Top of Extracted data
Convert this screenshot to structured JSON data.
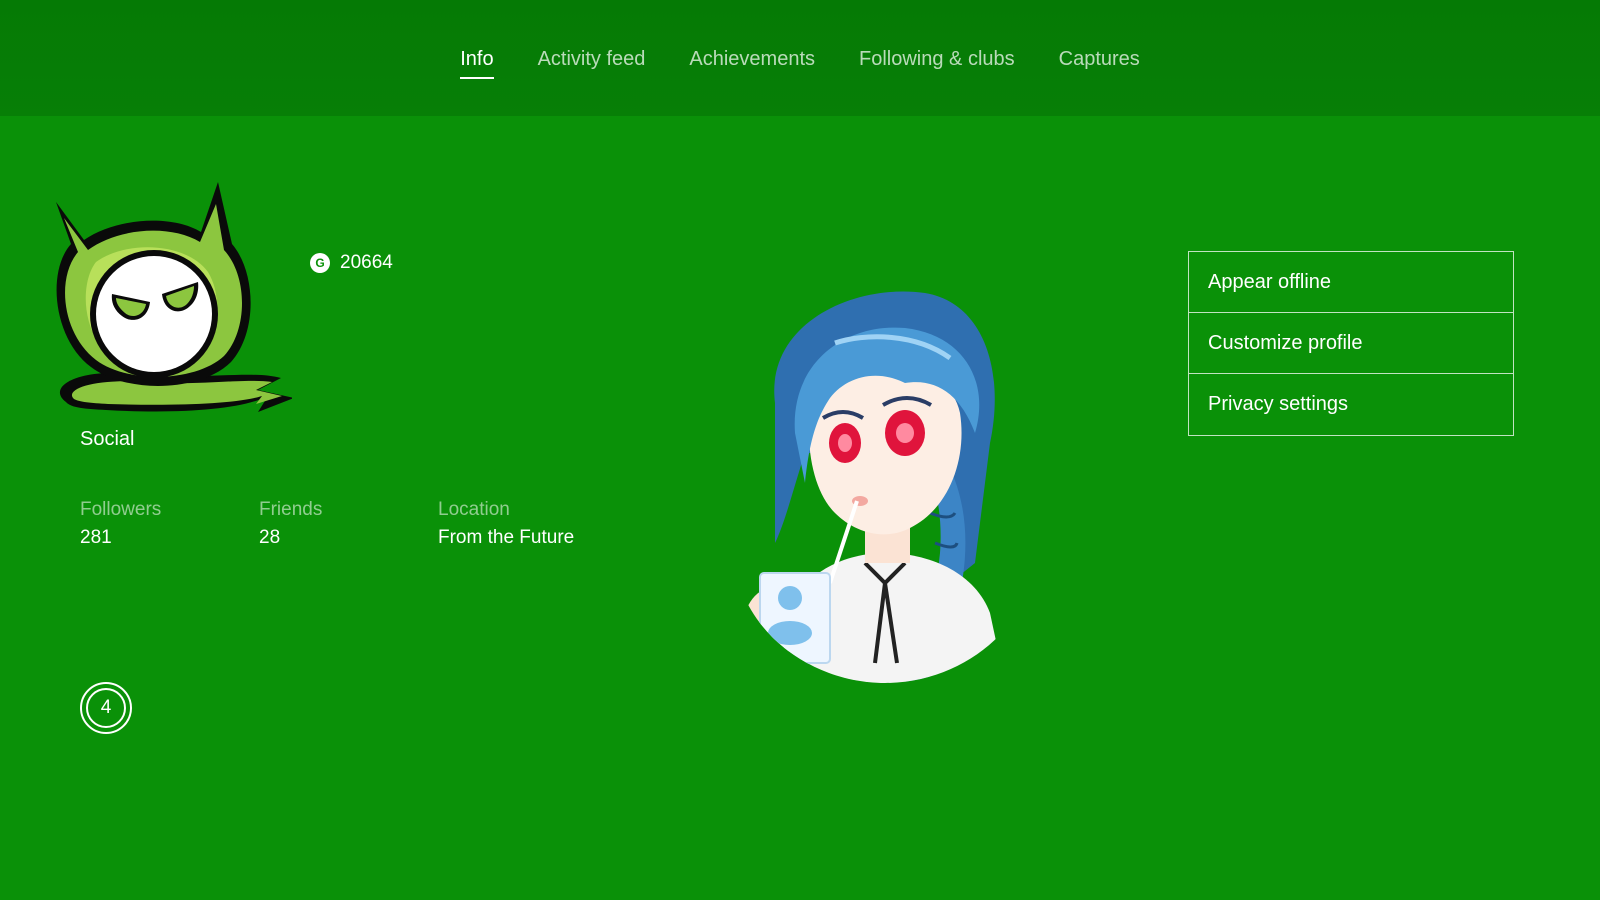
{
  "nav": {
    "tabs": [
      {
        "label": "Info",
        "active": true
      },
      {
        "label": "Activity feed",
        "active": false
      },
      {
        "label": "Achievements",
        "active": false
      },
      {
        "label": "Following & clubs",
        "active": false
      },
      {
        "label": "Captures",
        "active": false
      }
    ]
  },
  "profile": {
    "gamerscore_icon": "G",
    "gamerscore": "20664",
    "social_label": "Social",
    "stats": [
      {
        "label": "Followers",
        "value": "281"
      },
      {
        "label": "Friends",
        "value": "28"
      },
      {
        "label": "Location",
        "value": "From the Future"
      }
    ],
    "level": "4",
    "gamerpic_icon": "devil-mascot-icon",
    "avatar_icon": "anime-avatar-image"
  },
  "actions": {
    "appear_offline": "Appear offline",
    "customize_profile": "Customize profile",
    "privacy_settings": "Privacy settings"
  },
  "colors": {
    "background": "#0a9108",
    "topbar": "#067c05",
    "text": "#ffffff"
  }
}
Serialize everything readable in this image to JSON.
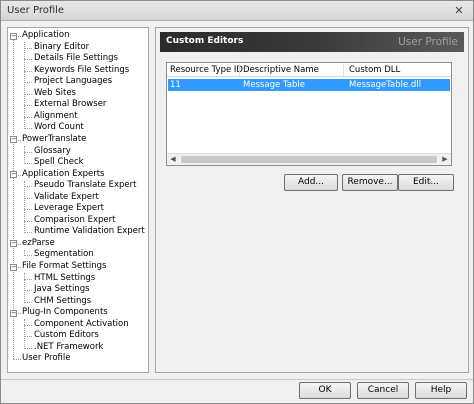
{
  "window": {
    "title": "User Profile",
    "close_glyph": "✕"
  },
  "tree": {
    "items": [
      {
        "label": "Application",
        "level": 0,
        "expandable": true
      },
      {
        "label": "Binary Editor",
        "level": 1
      },
      {
        "label": "Details File Settings",
        "level": 1
      },
      {
        "label": "Keywords File Settings",
        "level": 1
      },
      {
        "label": "Project Languages",
        "level": 1
      },
      {
        "label": "Web Sites",
        "level": 1
      },
      {
        "label": "External Browser",
        "level": 1
      },
      {
        "label": "Alignment",
        "level": 1
      },
      {
        "label": "Word Count",
        "level": 1
      },
      {
        "label": "PowerTranslate",
        "level": 0,
        "expandable": true
      },
      {
        "label": "Glossary",
        "level": 1
      },
      {
        "label": "Spell Check",
        "level": 1
      },
      {
        "label": "Application Experts",
        "level": 0,
        "expandable": true
      },
      {
        "label": "Pseudo Translate Expert",
        "level": 1
      },
      {
        "label": "Validate Expert",
        "level": 1
      },
      {
        "label": "Leverage Expert",
        "level": 1
      },
      {
        "label": "Comparison Expert",
        "level": 1
      },
      {
        "label": "Runtime Validation Expert",
        "level": 1
      },
      {
        "label": "ezParse",
        "level": 0,
        "expandable": true
      },
      {
        "label": "Segmentation",
        "level": 1
      },
      {
        "label": "File Format Settings",
        "level": 0,
        "expandable": true
      },
      {
        "label": "HTML Settings",
        "level": 1
      },
      {
        "label": "Java Settings",
        "level": 1
      },
      {
        "label": "CHM Settings",
        "level": 1
      },
      {
        "label": "Plug-In Components",
        "level": 0,
        "expandable": true
      },
      {
        "label": "Component Activation",
        "level": 1
      },
      {
        "label": "Custom Editors",
        "level": 1
      },
      {
        "label": ".NET Framework",
        "level": 1
      },
      {
        "label": "User Profile",
        "level": 0
      }
    ]
  },
  "panel": {
    "title": "Custom Editors",
    "subtitle": "User Profile",
    "columns": [
      "Resource Type ID",
      "Descriptive Name",
      "Custom DLL"
    ],
    "rows": [
      {
        "cells": [
          "11",
          "Message Table",
          "MessageTable.dll"
        ],
        "selected": true
      }
    ],
    "scroll_left": "◀",
    "scroll_right": "▶",
    "buttons": {
      "add": "Add...",
      "remove": "Remove...",
      "edit": "Edit..."
    }
  },
  "footer": {
    "ok": "OK",
    "cancel": "Cancel",
    "help": "Help"
  },
  "colors": {
    "selection": "#3399ff",
    "header_bg": "#2b2b2b",
    "header_sub": "#a0a0a0"
  }
}
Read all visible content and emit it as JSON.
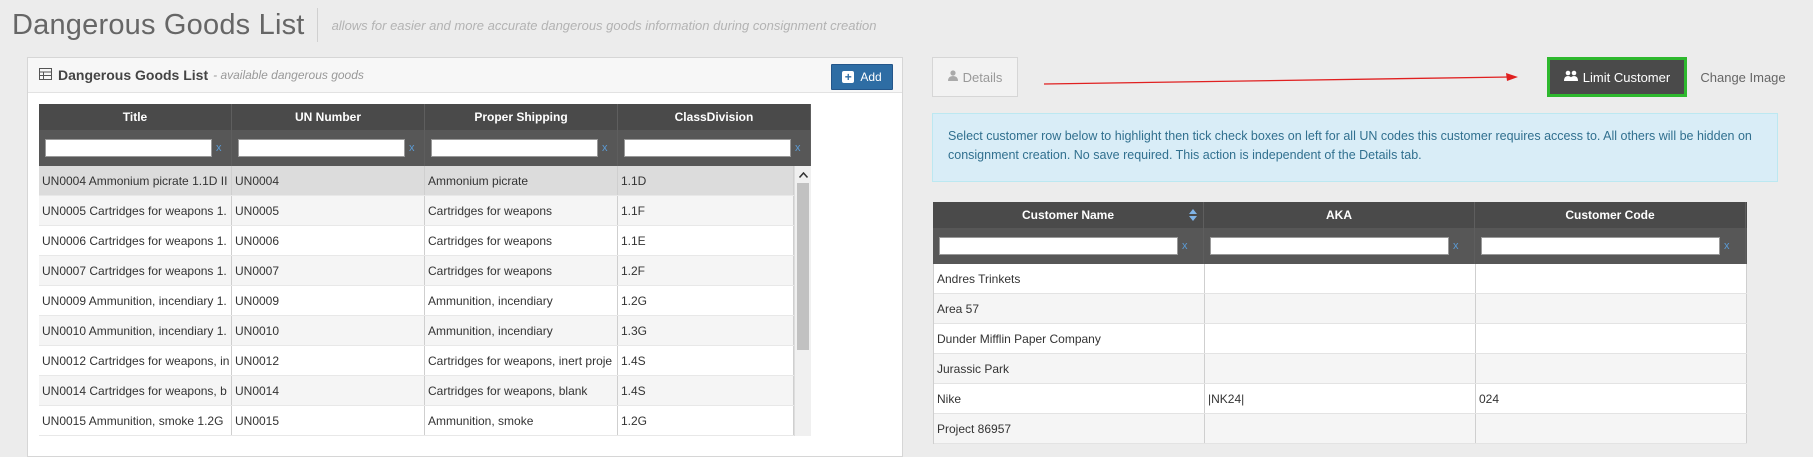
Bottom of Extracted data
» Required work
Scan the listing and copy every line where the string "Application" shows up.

» Exercise answer
        "label": "Application",
        "label": "Application Experts",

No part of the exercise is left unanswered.